The night finished just after 11pm. None of us were in a fit state to drive so all checked into our hotel rooms. I had hoped to meet up in the morning, however by the time I woke up with a pounding hangover, Nicky had already left back for Scotland. Instead of waiting at the hotel I took a walk around Manchester City Centre, sitting briefly in Piccadilly Gardens. Although nice, it couldn’t compete with South Park and a dog on a leash would not stop barking nearby. I got up and found somewhere to have a full English breakfast and a black coffee, before feeling alert enough to prepare for my trip home. Sitting in this traffic was beginning to frustrate me. I missed the start of the England v Spain quarter final hours ago. I had switched the car radio off when it had gone to penalties and I was too scared to turn it back on. We’ve lost, I just know it, and I don’t want my good mood ruined.
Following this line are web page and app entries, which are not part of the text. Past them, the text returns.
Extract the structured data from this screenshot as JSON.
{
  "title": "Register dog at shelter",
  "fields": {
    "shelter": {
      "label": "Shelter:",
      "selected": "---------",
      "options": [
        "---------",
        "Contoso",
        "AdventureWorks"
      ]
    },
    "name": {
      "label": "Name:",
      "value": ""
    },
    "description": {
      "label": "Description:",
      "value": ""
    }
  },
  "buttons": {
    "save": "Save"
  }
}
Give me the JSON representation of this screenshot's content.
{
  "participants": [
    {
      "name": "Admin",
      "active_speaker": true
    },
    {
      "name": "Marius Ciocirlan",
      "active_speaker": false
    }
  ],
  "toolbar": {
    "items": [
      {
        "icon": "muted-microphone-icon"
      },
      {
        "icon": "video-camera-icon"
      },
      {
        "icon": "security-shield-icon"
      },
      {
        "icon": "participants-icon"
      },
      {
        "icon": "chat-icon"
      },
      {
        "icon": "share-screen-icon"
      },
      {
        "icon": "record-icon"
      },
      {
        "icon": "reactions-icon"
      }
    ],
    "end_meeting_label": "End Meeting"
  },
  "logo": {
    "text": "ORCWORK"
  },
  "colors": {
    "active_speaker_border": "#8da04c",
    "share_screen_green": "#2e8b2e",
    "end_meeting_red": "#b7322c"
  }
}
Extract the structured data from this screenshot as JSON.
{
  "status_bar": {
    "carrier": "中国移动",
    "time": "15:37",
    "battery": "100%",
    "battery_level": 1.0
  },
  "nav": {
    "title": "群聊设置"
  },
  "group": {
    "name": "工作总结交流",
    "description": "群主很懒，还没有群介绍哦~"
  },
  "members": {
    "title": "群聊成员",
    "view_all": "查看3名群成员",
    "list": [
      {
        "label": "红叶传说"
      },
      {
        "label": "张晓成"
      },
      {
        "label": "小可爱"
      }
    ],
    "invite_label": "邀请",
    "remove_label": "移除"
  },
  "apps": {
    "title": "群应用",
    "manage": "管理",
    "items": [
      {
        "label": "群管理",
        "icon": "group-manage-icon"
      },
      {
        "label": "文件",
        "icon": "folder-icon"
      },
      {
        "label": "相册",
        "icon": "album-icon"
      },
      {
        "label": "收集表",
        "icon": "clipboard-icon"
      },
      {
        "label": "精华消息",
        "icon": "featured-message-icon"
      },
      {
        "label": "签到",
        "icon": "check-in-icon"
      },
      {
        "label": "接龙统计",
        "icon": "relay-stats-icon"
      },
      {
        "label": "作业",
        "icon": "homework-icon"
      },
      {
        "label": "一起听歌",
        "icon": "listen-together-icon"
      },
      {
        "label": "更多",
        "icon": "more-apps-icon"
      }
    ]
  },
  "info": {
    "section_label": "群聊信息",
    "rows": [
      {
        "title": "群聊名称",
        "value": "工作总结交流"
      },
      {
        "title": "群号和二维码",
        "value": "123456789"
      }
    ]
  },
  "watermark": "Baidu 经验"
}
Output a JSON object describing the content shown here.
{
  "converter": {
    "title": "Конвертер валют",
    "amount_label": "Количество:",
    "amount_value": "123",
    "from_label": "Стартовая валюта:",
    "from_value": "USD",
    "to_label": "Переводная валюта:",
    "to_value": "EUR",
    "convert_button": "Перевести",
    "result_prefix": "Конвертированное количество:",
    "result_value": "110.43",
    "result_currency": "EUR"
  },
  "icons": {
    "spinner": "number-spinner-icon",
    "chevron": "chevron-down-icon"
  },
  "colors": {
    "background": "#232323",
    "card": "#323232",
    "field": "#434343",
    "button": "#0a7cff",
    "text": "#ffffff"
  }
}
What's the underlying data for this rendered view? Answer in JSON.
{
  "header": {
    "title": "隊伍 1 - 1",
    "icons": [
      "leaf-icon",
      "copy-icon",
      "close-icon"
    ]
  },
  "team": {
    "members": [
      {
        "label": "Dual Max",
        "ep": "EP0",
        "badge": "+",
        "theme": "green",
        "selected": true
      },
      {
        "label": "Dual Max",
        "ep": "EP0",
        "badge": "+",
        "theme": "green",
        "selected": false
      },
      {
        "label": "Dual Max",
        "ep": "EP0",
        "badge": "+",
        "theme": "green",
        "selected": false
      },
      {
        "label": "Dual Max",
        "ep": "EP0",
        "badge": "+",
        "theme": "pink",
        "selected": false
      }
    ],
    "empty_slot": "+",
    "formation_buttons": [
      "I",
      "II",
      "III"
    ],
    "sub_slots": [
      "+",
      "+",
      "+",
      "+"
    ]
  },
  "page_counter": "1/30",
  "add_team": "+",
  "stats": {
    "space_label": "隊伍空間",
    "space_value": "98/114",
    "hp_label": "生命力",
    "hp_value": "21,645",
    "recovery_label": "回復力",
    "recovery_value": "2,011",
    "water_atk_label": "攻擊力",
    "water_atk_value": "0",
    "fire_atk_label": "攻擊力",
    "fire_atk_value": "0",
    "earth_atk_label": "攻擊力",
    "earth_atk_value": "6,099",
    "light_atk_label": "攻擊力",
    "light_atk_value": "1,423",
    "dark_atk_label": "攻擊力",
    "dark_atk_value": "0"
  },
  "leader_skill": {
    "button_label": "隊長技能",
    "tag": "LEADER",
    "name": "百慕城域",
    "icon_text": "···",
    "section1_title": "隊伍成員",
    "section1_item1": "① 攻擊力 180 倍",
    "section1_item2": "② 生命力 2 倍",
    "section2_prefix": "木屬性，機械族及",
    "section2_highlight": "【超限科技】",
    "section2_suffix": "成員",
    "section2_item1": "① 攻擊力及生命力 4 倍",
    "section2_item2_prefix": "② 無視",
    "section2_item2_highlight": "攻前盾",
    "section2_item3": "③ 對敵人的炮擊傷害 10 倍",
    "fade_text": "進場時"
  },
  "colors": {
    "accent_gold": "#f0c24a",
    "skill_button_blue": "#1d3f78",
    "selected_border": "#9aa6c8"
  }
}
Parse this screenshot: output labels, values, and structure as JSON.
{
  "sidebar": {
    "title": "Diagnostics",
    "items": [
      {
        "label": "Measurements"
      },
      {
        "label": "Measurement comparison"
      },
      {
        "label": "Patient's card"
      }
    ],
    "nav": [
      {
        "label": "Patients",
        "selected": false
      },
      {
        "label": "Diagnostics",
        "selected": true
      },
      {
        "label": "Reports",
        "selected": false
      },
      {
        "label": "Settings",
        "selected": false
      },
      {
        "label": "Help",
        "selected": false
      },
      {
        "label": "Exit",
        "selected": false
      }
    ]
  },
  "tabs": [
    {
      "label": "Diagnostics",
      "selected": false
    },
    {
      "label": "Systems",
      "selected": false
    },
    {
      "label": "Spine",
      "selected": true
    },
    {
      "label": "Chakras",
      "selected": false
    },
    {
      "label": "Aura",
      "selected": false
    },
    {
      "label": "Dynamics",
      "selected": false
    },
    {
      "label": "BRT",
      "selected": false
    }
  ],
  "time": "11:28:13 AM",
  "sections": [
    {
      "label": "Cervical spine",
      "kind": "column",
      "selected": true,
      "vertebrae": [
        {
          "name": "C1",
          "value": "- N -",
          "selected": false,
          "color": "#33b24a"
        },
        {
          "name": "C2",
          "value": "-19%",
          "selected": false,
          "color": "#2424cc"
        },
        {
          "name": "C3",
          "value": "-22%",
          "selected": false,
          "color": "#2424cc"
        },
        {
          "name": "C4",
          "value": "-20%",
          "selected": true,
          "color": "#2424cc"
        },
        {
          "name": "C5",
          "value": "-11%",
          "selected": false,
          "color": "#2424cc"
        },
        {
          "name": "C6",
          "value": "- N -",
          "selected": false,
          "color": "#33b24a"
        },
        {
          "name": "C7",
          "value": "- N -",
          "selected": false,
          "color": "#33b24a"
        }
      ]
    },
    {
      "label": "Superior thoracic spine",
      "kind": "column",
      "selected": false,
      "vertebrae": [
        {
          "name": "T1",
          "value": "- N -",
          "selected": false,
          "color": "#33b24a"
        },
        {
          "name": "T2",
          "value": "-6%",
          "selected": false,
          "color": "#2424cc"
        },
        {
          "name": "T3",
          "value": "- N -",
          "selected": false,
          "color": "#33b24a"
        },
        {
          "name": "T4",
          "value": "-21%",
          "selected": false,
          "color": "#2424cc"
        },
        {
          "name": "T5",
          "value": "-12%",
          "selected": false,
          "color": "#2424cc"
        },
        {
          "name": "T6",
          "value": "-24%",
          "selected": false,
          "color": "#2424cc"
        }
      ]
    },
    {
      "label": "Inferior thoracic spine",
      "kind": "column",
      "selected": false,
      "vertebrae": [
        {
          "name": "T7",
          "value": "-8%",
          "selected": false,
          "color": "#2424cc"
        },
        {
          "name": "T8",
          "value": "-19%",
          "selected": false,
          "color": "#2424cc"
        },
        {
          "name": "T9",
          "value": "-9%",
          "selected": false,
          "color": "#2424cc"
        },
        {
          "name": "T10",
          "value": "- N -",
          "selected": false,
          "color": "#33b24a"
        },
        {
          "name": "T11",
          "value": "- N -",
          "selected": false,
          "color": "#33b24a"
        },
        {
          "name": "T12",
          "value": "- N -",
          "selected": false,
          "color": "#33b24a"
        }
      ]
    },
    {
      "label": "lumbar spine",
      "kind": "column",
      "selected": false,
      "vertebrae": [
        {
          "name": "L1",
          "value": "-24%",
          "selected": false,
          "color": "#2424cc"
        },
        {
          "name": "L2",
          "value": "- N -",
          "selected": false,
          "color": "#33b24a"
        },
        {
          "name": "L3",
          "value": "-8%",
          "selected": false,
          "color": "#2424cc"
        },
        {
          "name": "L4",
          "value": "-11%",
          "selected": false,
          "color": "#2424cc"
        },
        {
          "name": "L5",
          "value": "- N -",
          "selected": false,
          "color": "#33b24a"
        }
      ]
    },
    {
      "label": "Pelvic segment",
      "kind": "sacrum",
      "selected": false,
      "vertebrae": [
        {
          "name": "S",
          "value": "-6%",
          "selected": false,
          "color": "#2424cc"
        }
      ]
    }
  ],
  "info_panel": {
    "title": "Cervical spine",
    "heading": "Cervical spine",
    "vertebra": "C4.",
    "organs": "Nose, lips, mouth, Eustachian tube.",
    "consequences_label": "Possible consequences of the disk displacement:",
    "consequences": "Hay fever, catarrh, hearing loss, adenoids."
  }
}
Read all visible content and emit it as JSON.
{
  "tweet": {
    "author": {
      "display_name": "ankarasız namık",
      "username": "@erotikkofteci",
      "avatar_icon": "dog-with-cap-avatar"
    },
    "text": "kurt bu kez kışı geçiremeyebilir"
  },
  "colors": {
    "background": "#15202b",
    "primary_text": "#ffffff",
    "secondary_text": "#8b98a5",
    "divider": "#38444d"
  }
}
Tomorrow I am out again with local friends for my birthday, but part of me feels sad that my two worlds of past and present never get the chance to collide. A host city or date for next year’s meet-up has yet to be decided but I kind of miss them all already. I have grown to appreciate the short amount of time we get together, as I know one day, one by one, seats at the table will become empty.